The pressure is the force of gravity on a column of water divided by the area of the base of the column. If you consider a column with area 1 m^2 it should be easy to get an expression for the pressure at any depth. As a check, you get roughly an extra atmosphere (about 100 kPa) for every 10 meters of depth.

3. Sep 26, 2009

LBloom

Thats assuming that density is constant. The question is asking for the density under this depth of water

4. Sep 26, 2009

Delphi51

Oh, that makes it delightfully complicated!
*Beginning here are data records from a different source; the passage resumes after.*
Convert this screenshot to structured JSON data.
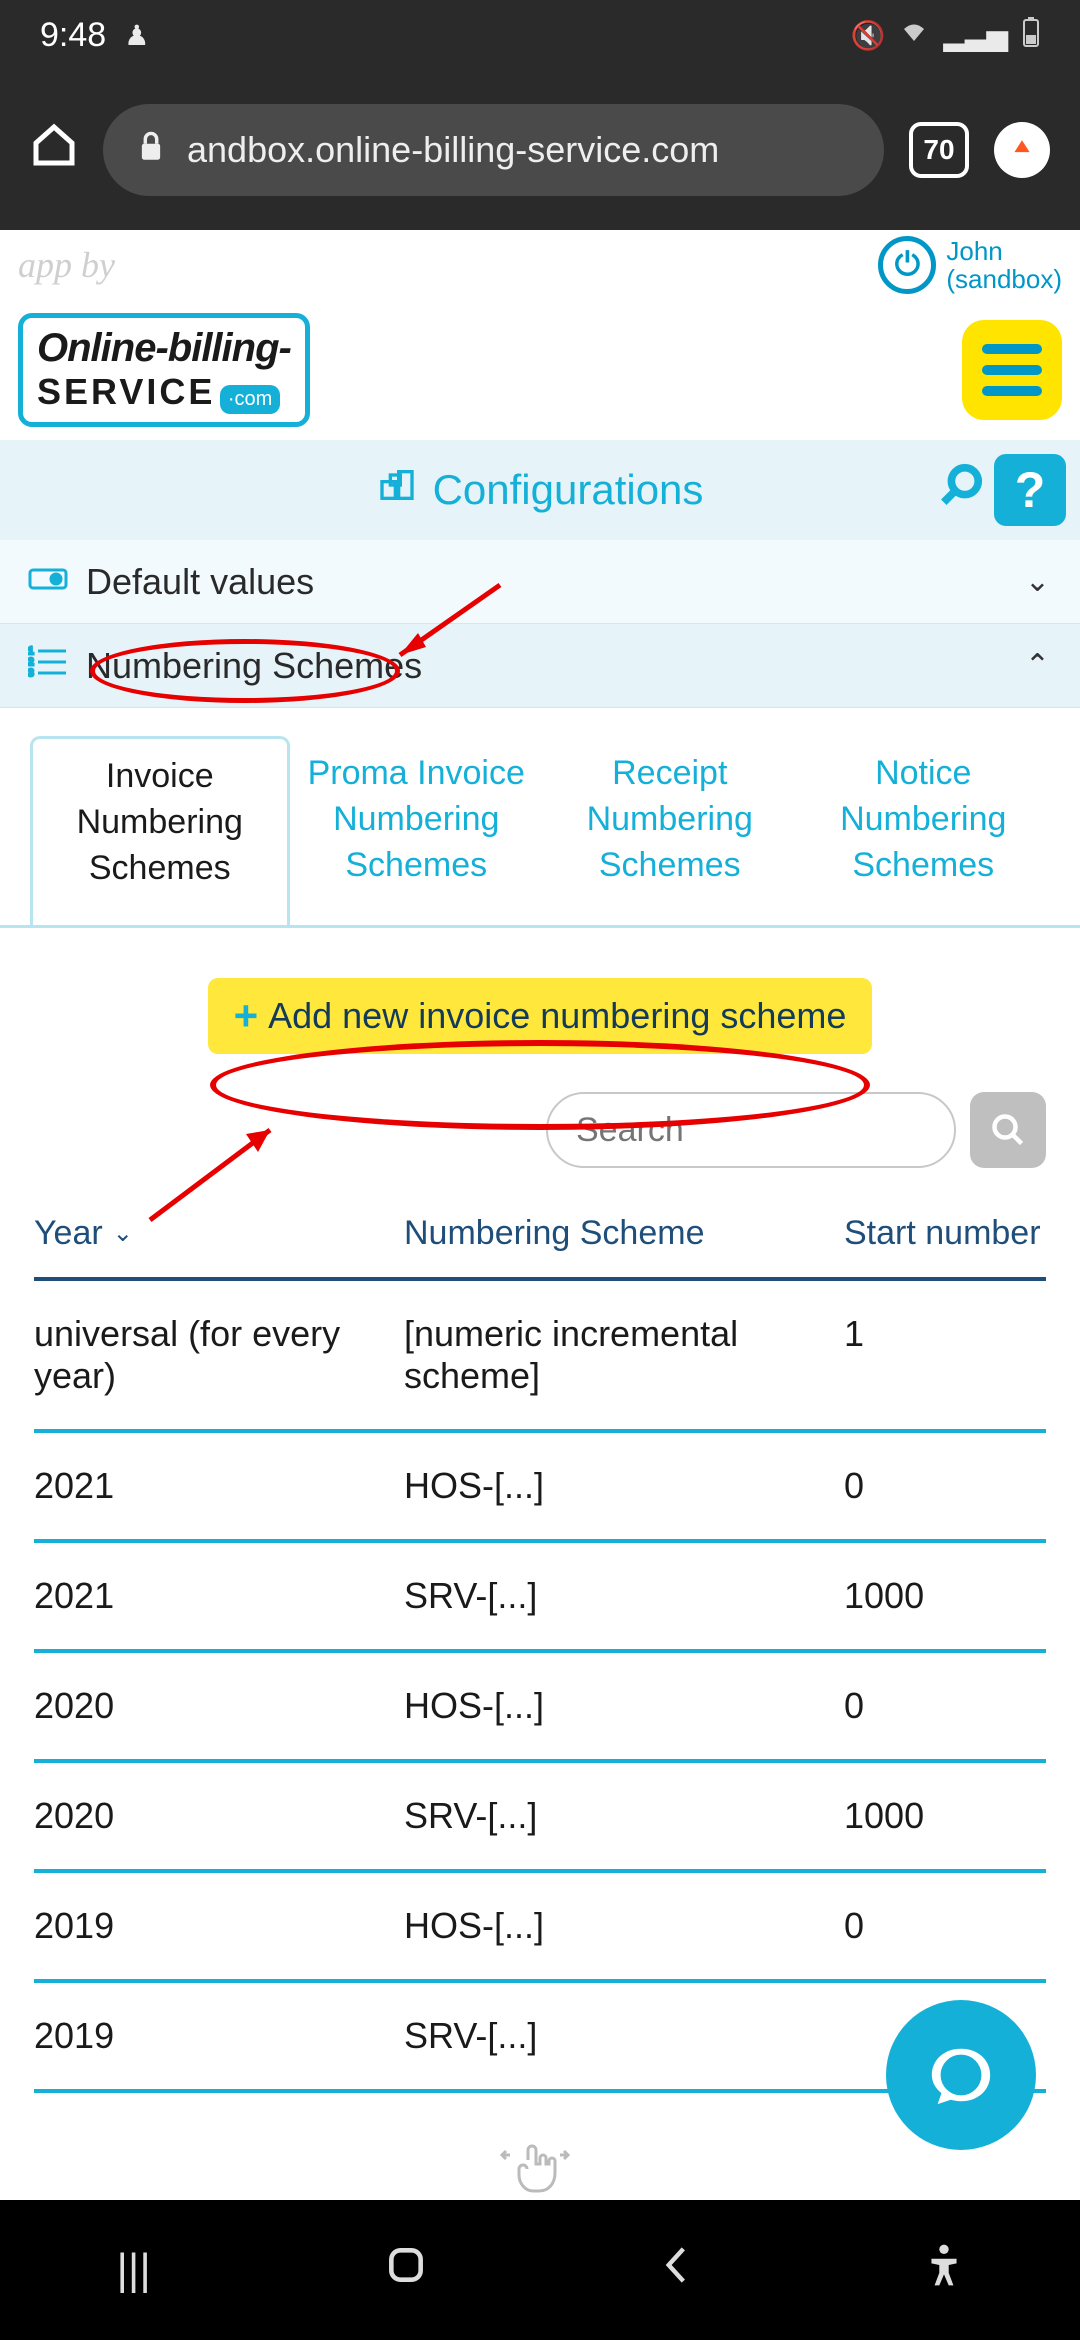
{
  "status_bar": {
    "time": "9:48",
    "icons": [
      "mute",
      "wifi",
      "signal",
      "battery"
    ]
  },
  "browser": {
    "url": "andbox.online-billing-service.com",
    "tab_count": "70"
  },
  "app_header": {
    "tagline": "app by",
    "user_name": "John",
    "user_mode": "(sandbox)"
  },
  "logo": {
    "line1": "Online-billing-",
    "line2": "SERVICE",
    "badge": "·com"
  },
  "config_bar": {
    "title": "Configurations"
  },
  "sections": {
    "default_values": "Default values",
    "numbering_schemes": "Numbering Schemes"
  },
  "tabs": [
    {
      "label": "Invoice Numbering Schemes",
      "active": true
    },
    {
      "label": "Proma Invoice Numbering Schemes",
      "active": false
    },
    {
      "label": "Receipt Numbering Schemes",
      "active": false
    },
    {
      "label": "Notice Numbering Schemes",
      "active": false
    }
  ],
  "add_button": "Add new invoice numbering scheme",
  "search_placeholder": "Search",
  "table": {
    "headers": {
      "year": "Year",
      "scheme": "Numbering Scheme",
      "start": "Start number"
    },
    "rows": [
      {
        "year": "universal (for every year)",
        "scheme": "[numeric incremental scheme]",
        "start": "1"
      },
      {
        "year": "2021",
        "scheme": "HOS-[...]",
        "start": "0"
      },
      {
        "year": "2021",
        "scheme": "SRV-[...]",
        "start": "1000"
      },
      {
        "year": "2020",
        "scheme": "HOS-[...]",
        "start": "0"
      },
      {
        "year": "2020",
        "scheme": "SRV-[...]",
        "start": "1000"
      },
      {
        "year": "2019",
        "scheme": "HOS-[...]",
        "start": "0"
      },
      {
        "year": "2019",
        "scheme": "SRV-[...]",
        "start": ""
      }
    ]
  }
}
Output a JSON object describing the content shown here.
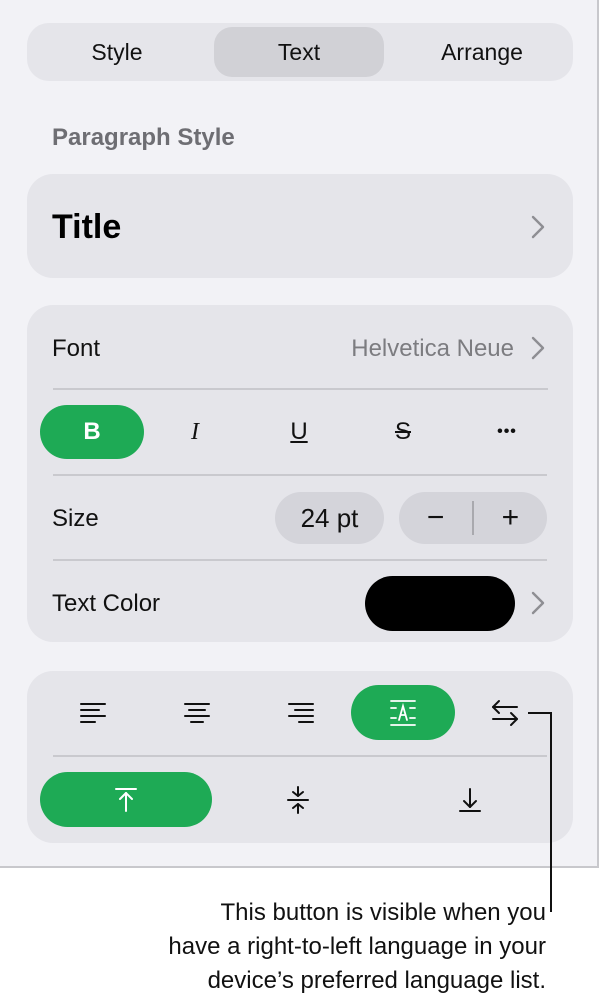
{
  "tabs": [
    {
      "label": "Style",
      "active": false
    },
    {
      "label": "Text",
      "active": true
    },
    {
      "label": "Arrange",
      "active": false
    }
  ],
  "paragraph_style": {
    "section_label": "Paragraph Style",
    "value": "Title"
  },
  "font_row": {
    "label": "Font",
    "value": "Helvetica Neue"
  },
  "style_buttons": [
    {
      "label": "B",
      "name": "bold",
      "active": true
    },
    {
      "label": "I",
      "name": "italic",
      "active": false
    },
    {
      "label": "U",
      "name": "underline",
      "active": false
    },
    {
      "label": "S",
      "name": "strikethrough",
      "active": false
    },
    {
      "label": "•••",
      "name": "more",
      "active": false
    }
  ],
  "size_row": {
    "label": "Size",
    "value": "24 pt",
    "decrement": "−",
    "increment": "+"
  },
  "color_row": {
    "label": "Text Color",
    "swatch_color": "#000000"
  },
  "alignment": {
    "buttons": [
      "align-left",
      "align-center",
      "align-right",
      "justify",
      "text-direction"
    ],
    "active": "justify"
  },
  "vertical_alignment": {
    "buttons": [
      "align-top",
      "align-middle",
      "align-bottom"
    ],
    "active": "align-top"
  },
  "accent_color": "#1eaa55",
  "callout": {
    "lines": [
      "This button is visible when you",
      "have a right-to-left language in your",
      "device’s preferred language list."
    ]
  }
}
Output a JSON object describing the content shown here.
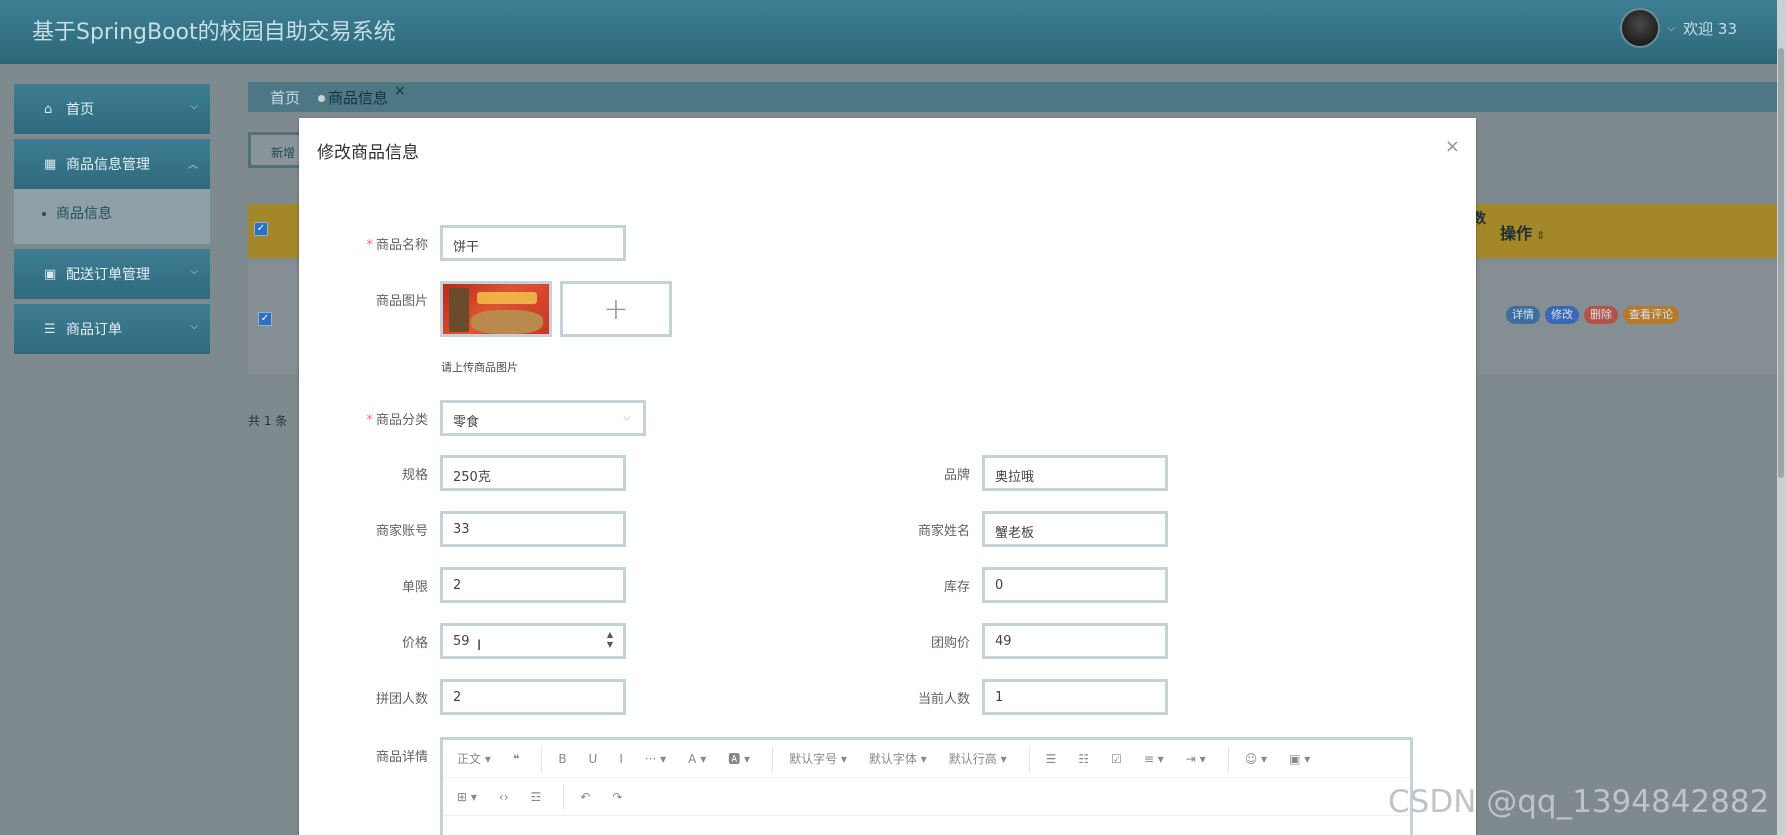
{
  "header": {
    "title": "基于SpringBoot的校园自助交易系统",
    "welcome": "欢迎 33"
  },
  "sidebar": {
    "items": [
      {
        "label": "首页",
        "icon": "home-icon"
      },
      {
        "label": "商品信息管理",
        "icon": "table-icon"
      },
      {
        "label": "配送订单管理",
        "icon": "briefcase-icon"
      },
      {
        "label": "商品订单",
        "icon": "server-icon"
      }
    ],
    "sub_item": "商品信息"
  },
  "tabs": {
    "home": "首页",
    "active": "商品信息",
    "close": "×"
  },
  "list": {
    "add_label": "新增",
    "op_header": "操作",
    "op_sort": "⇕",
    "op_prev_cut": "数",
    "row_buttons": [
      {
        "label": "详情",
        "color": "#3d6e9e"
      },
      {
        "label": "修改",
        "color": "#3a68b8"
      },
      {
        "label": "删除",
        "color": "#b35247"
      },
      {
        "label": "查看评论",
        "color": "#b67a2d"
      }
    ],
    "total": "共 1 条"
  },
  "dialog": {
    "title": "修改商品信息",
    "close": "×",
    "fields": {
      "name": {
        "label": "商品名称",
        "value": "饼干",
        "required": true
      },
      "image": {
        "label": "商品图片",
        "upload": "+",
        "hint": "请上传商品图片"
      },
      "category": {
        "label": "商品分类",
        "value": "零食",
        "required": true
      },
      "spec": {
        "label": "规格",
        "value": "250克"
      },
      "brand": {
        "label": "品牌",
        "value": "奥拉哦"
      },
      "merchant_account": {
        "label": "商家账号",
        "value": "33"
      },
      "merchant_name": {
        "label": "商家姓名",
        "value": "蟹老板"
      },
      "limit": {
        "label": "单限",
        "value": "2"
      },
      "stock": {
        "label": "库存",
        "value": "0"
      },
      "price": {
        "label": "价格",
        "value": "59"
      },
      "group_price": {
        "label": "团购价",
        "value": "49"
      },
      "group_size": {
        "label": "拼团人数",
        "value": "2"
      },
      "current_count": {
        "label": "当前人数",
        "value": "1"
      },
      "detail": {
        "label": "商品详情"
      }
    },
    "editor": {
      "row1": [
        "正文 ▾",
        "❝",
        "B",
        "U",
        "I",
        "··· ▾",
        "A ▾",
        "🅰 ▾",
        "默认字号 ▾",
        "默认字体 ▾",
        "默认行高 ▾",
        "☰",
        "☷",
        "☑",
        "≡ ▾",
        "⇥ ▾",
        "☺ ▾",
        "▣ ▾"
      ],
      "row2": [
        "⊞ ▾",
        "‹›",
        "☲",
        "↶",
        "↷"
      ]
    }
  },
  "watermark": "CSDN @qq_1394842882"
}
A little out of my depth, but my intuition says you must work with a bit of depth dh and get an expression for the dP across that distance that incorporates the change in density due to the dP.

5. Sep 26, 2009

LBloom

I think you just set me on the right track :), not sure though

Last edited: Sep 26, 2009
6. Sep 26, 2009

Delphi51

I've been playing with it a bit. I'll write down my doodling in case it is useful. I'm working with the column of water with area 1 m^2.
The bit of height is dh, with mass dm = p*dh (I can't write a rho here). dP = g*dm = gp*dh (1)

Somehow we have to get that B modulus in there. I see it is defined in Wikipedia as B = -V*dP/dV. Got to get rid of the V, I think, so using p = m/V or V = m/p and differentiating I get
dV = (p*dm - m*dp)/p^2. Subbing that into the B definition I get
dP = (Bm*dp - Bp*dm)/mp. (2)

What happens if we sub (2) into (1)? Perhaps it will make a differential equation that can be solved for the density.

7. Sep 26, 2009

LBloom

it might work, but how'd you get dP=g*dm? wouldn't that be in units of force?

8. Sep 26, 2009

Delphi51

(2) is not making sense because of the m, which comes from the V in the B definition. Maybe the whole approach is a failure. There needs to be something in the diagram to make sense of the dp and I rather think there is going to be a second derivative in the equation, if we ever find it. I'm going to sleep on it.

9. Sep 26, 2009

Delphi51

Well, it is over the 1 m^2 area . . . and the next line, dP = gp*dh is one of the formulas you listed in the question.

10. Sep 26, 2009

LBloom

ah, it was a typo (dP=g*dm instead of dP=gp*dh)
Second thing: dm=pdV, not dm=pdh since p is in units of kg/m^3

I've playing around with it also, but i cant seem to get it to work. Theres an equation for pressure as a function of height i wrote above that i might work if i edit it and sub in some of the equations from the bulk modulus. I'll probably finish this prob tommoro

11. Sep 26, 2009

Delphi51

Hmm, we may be out of our "depth" here. Take a look at the graph of density vs pressure here:
http://oceanworld.tamu.edu/resources/ocng_textbook/chapter06/chapter06_05.htm

Upon rereading your question, I see it says "estimate". That suggests we should not be doing all this work! Maybe take that B definition and replace dP with the pressure you would expect at 5 km depth without considering density. Apply to a cubic meter of water. First order approximation? Check the answer on the graph?

12. Sep 27, 2009

LBloom

omg. I tried that in the beginning, but the computer said i was wrong. I just realized, after i finished calculating the change in volume i used the wrong density. I gave an arbitrary value for V (1 cubic meter) and said the original mass must have been 1000 kg (which i divided by the new volume to get the new density) However, the question is asking about the ocean and the original density of seawater is 1025 kg/m^3, not 1000. I changed that and now the computer says i was right.

thank you! hope you didnt mind me wasting your time with differentials :)

13. Sep 27, 2009

Delphi51

Oh, I enjoyed the whole thing! But I have lots of time.

14. Dec 8, 2010

potto

we have the solution

Recently this problem was solved. The governing equation leads to an integral equation which has an exact analytical solution.
see here http://www.potto.org/downloadsFM.php in static chapter and some in the introduction.

good luck!